Interface dataset entries
= Beginning of Section =

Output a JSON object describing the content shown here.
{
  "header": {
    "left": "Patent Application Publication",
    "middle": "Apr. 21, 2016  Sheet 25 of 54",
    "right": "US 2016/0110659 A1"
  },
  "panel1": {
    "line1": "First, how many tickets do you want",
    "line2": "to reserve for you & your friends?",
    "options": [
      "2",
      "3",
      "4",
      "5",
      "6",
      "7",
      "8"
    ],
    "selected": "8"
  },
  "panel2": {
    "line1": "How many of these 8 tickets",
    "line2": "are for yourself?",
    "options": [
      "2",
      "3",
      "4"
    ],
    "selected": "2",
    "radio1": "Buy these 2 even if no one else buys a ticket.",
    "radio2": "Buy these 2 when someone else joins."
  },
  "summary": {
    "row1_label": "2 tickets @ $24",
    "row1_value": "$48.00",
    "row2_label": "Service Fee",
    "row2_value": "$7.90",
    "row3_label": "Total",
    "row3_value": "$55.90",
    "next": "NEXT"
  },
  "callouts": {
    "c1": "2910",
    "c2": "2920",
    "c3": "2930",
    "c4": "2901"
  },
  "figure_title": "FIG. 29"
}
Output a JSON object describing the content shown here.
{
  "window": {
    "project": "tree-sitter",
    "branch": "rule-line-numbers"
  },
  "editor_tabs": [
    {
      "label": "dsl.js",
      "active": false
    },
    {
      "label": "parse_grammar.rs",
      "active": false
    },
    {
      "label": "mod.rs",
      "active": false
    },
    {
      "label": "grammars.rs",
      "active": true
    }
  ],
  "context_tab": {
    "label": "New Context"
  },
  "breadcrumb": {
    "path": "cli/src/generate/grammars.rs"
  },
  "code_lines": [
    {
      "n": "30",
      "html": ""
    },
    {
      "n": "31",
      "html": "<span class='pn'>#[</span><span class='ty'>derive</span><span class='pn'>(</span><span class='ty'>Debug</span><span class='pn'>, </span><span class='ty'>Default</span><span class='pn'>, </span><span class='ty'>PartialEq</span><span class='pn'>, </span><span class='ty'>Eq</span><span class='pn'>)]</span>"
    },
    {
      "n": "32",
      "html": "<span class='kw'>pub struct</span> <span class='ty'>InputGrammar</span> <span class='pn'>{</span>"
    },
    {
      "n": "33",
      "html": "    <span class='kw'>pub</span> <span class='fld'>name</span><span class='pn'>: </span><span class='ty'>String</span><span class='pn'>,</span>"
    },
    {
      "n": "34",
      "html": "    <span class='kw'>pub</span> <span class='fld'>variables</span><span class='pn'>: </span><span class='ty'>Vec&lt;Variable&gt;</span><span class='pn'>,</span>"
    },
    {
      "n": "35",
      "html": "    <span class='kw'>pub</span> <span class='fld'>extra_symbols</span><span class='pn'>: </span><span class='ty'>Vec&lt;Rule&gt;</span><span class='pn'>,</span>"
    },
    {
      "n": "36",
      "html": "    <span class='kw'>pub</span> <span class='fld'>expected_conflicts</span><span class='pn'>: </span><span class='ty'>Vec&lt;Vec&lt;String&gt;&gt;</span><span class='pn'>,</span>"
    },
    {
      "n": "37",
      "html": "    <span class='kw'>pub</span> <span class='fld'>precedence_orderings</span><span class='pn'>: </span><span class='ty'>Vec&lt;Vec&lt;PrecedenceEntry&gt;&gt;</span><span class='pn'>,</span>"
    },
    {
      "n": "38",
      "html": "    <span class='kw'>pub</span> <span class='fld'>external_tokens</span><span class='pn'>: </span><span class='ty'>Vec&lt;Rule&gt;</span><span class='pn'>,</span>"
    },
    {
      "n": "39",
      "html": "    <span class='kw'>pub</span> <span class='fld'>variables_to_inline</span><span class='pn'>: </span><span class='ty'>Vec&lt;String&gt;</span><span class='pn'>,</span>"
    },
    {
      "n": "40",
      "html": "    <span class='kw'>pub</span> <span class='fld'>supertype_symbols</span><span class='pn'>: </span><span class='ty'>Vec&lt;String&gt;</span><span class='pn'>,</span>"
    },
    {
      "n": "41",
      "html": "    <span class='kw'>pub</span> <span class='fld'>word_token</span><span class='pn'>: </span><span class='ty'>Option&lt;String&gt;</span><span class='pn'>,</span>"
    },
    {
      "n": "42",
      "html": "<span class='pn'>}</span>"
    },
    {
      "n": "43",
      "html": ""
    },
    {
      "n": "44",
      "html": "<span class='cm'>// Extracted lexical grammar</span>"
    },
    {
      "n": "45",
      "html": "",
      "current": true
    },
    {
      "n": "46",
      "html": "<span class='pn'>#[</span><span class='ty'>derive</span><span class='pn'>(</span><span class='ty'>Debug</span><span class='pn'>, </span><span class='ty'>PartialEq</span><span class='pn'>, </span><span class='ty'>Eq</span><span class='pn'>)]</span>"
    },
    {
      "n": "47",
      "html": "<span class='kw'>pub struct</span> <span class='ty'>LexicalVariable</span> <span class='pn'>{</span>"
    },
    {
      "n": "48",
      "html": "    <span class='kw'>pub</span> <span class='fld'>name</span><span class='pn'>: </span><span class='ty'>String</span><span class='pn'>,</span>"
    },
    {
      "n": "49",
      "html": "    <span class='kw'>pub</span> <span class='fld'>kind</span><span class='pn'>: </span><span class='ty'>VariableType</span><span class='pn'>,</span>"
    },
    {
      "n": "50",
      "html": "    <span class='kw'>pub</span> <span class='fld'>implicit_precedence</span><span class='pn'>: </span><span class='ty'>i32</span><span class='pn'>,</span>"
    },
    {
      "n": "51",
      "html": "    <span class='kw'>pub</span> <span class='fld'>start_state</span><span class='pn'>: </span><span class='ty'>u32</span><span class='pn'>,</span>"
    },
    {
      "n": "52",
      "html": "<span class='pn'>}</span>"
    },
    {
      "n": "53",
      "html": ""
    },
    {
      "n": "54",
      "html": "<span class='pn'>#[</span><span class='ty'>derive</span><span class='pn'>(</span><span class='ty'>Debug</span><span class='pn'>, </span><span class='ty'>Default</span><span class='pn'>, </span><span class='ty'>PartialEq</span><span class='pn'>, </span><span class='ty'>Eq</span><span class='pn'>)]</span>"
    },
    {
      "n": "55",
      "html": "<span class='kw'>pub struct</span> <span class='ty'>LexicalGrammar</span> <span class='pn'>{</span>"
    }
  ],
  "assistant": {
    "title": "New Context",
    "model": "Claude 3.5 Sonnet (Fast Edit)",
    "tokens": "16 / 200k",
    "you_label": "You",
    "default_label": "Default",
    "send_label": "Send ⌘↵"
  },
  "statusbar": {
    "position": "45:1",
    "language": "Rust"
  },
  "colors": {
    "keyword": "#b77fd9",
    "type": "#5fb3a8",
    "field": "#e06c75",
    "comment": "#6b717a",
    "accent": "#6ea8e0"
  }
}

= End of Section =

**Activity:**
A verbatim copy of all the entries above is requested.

**Task output:**
Output a JSON object describing the content shown here.
{
  "header": {
    "left": "Patent Application Publication",
    "middle": "Apr. 21, 2016  Sheet 25 of 54",
    "right": "US 2016/0110659 A1"
  },
  "panel1": {
    "line1": "First, how many tickets do you want",
    "line2": "to reserve for you & your friends?",
    "options": [
      "2",
      "3",
      "4",
      "5",
      "6",
      "7",
      "8"
    ],
    "selected": "8"
  },
  "panel2": {
    "line1": "How many of these 8 tickets",
    "line2": "are for yourself?",
    "options": [
      "2",
      "3",
      "4"
    ],
    "selected": "2",
    "radio1": "Buy these 2 even if no one else buys a ticket.",
    "radio2": "Buy these 2 when someone else joins."
  },
  "summary": {
    "row1_label": "2 tickets @ $24",
    "row1_value": "$48.00",
    "row2_label": "Service Fee",
    "row2_value": "$7.90",
    "row3_label": "Total",
    "row3_value": "$55.90",
    "next": "NEXT"
  },
  "callouts": {
    "c1": "2910",
    "c2": "2920",
    "c3": "2930",
    "c4": "2901"
  },
  "figure_title": "FIG. 29"
}
Output a JSON object describing the content shown here.
{
  "window": {
    "project": "tree-sitter",
    "branch": "rule-line-numbers"
  },
  "editor_tabs": [
    {
      "label": "dsl.js",
      "active": false
    },
    {
      "label": "parse_grammar.rs",
      "active": false
    },
    {
      "label": "mod.rs",
      "active": false
    },
    {
      "label": "grammars.rs",
      "active": true
    }
  ],
  "context_tab": {
    "label": "New Context"
  },
  "breadcrumb": {
    "path": "cli/src/generate/grammars.rs"
  },
  "code_lines": [
    {
      "n": "30",
      "html": ""
    },
    {
      "n": "31",
      "html": "<span class='pn'>#[</span><span class='ty'>derive</span><span class='pn'>(</span><span class='ty'>Debug</span><span class='pn'>, </span><span class='ty'>Default</span><span class='pn'>, </span><span class='ty'>PartialEq</span><span class='pn'>, </span><span class='ty'>Eq</span><span class='pn'>)]</span>"
    },
    {
      "n": "32",
      "html": "<span class='kw'>pub struct</span> <span class='ty'>InputGrammar</span> <span class='pn'>{</span>"
    },
    {
      "n": "33",
      "html": "    <span class='kw'>pub</span> <span class='fld'>name</span><span class='pn'>: </span><span class='ty'>String</span><span class='pn'>,</span>"
    },
    {
      "n": "34",
      "html": "    <span class='kw'>pub</span> <span class='fld'>variables</span><span class='pn'>: </span><span class='ty'>Vec&lt;Variable&gt;</span><span class='pn'>,</span>"
    },
    {
      "n": "35",
      "html": "    <span class='kw'>pub</span> <span class='fld'>extra_symbols</span><span class='pn'>: </span><span class='ty'>Vec&lt;Rule&gt;</span><span class='pn'>,</span>"
    },
    {
      "n": "36",
      "html": "    <span class='kw'>pub</span> <span class='fld'>expected_conflicts</span><span class='pn'>: </span><span class='ty'>Vec&lt;Vec&lt;String&gt;&gt;</span><span class='pn'>,</span>"
    },
    {
      "n": "37",
      "html": "    <span class='kw'>pub</span> <span class='fld'>precedence_orderings</span><span class='pn'>: </span><span class='ty'>Vec&lt;Vec&lt;PrecedenceEntry&gt;&gt;</span><span class='pn'>,</span>"
    },
    {
      "n": "38",
      "html": "    <span class='kw'>pub</span> <span class='fld'>external_tokens</span><span class='pn'>: </span><span class='ty'>Vec&lt;Rule&gt;</span><span class='pn'>,</span>"
    },
    {
      "n": "39",
      "html": "    <span class='kw'>pub</span> <span class='fld'>variables_to_inline</span><span class='pn'>: </span><span class='ty'>Vec&lt;String&gt;</span><span class='pn'>,</span>"
    },
    {
      "n": "40",
      "html": "    <span class='kw'>pub</span> <span class='fld'>supertype_symbols</span><span class='pn'>: </span><span class='ty'>Vec&lt;String&gt;</span><span class='pn'>,</span>"
    },
    {
      "n": "41",
      "html": "    <span class='kw'>pub</span> <span class='fld'>word_token</span><span class='pn'>: </span><span class='ty'>Option&lt;String&gt;</span><span class='pn'>,</span>"
    },
    {
      "n": "42",
      "html": "<span class='pn'>}</span>"
    },
    {
      "n": "43",
      "html": ""
    },
    {
      "n": "44",
      "html": "<span class='cm'>// Extracted lexical grammar</span>"
    },
    {
      "n": "45",
      "html": "",
      "current": true
    },
    {
      "n": "46",
      "html": "<span class='pn'>#[</span><span class='ty'>derive</span><span class='pn'>(</span><span class='ty'>Debug</span><span class='pn'>, </span><span class='ty'>PartialEq</span><span class='pn'>, </span><span class='ty'>Eq</span><span class='pn'>)]</span>"
    },
    {
      "n": "47",
      "html": "<span class='kw'>pub struct</span> <span class='ty'>LexicalVariable</span> <span class='pn'>{</span>"
    },
    {
      "n": "48",
      "html": "    <span class='kw'>pub</span> <span class='fld'>name</span><span class='pn'>: </span><span class='ty'>String</span><span class='pn'>,</span>"
    },
    {
      "n": "49",
      "html": "    <span class='kw'>pub</span> <span class='fld'>kind</span><span class='pn'>: </span><span class='ty'>VariableType</span><span class='pn'>,</span>"
    },
    {
      "n": "50",
      "html": "    <span class='kw'>pub</span> <span class='fld'>implicit_precedence</span><span class='pn'>: </span><span class='ty'>i32</span><span class='pn'>,</span>"
    },
    {
      "n": "51",
      "html": "    <span class='kw'>pub</span> <span class='fld'>start_state</span><span class='pn'>: </span><span class='ty'>u32</span><span class='pn'>,</span>"
    },
    {
      "n": "52",
      "html": "<span class='pn'>}</span>"
    },
    {
      "n": "53",
      "html": ""
    },
    {
      "n": "54",
      "html": "<span class='pn'>#[</span><span class='ty'>derive</span><span class='pn'>(</span><span class='ty'>Debug</span><span class='pn'>, </span><span class='ty'>Default</span><span class='pn'>, </span><span class='ty'>PartialEq</span><span class='pn'>, </span><span class='ty'>Eq</span><span class='pn'>)]</span>"
    },
    {
      "n": "55",
      "html": "<span class='kw'>pub struct</span> <span class='ty'>LexicalGrammar</span> <span class='pn'>{</span>"
    }
  ],
  "assistant": {
    "title": "New Context",
    "model": "Claude 3.5 Sonnet (Fast Edit)",
    "tokens": "16 / 200k",
    "you_label": "You",
    "default_label": "Default",
    "send_label": "Send ⌘↵"
  },
  "statusbar": {
    "position": "45:1",
    "language": "Rust"
  },
  "colors": {
    "keyword": "#b77fd9",
    "type": "#5fb3a8",
    "field": "#e06c75",
    "comment": "#6b717a",
    "accent": "#6ea8e0"
  }
}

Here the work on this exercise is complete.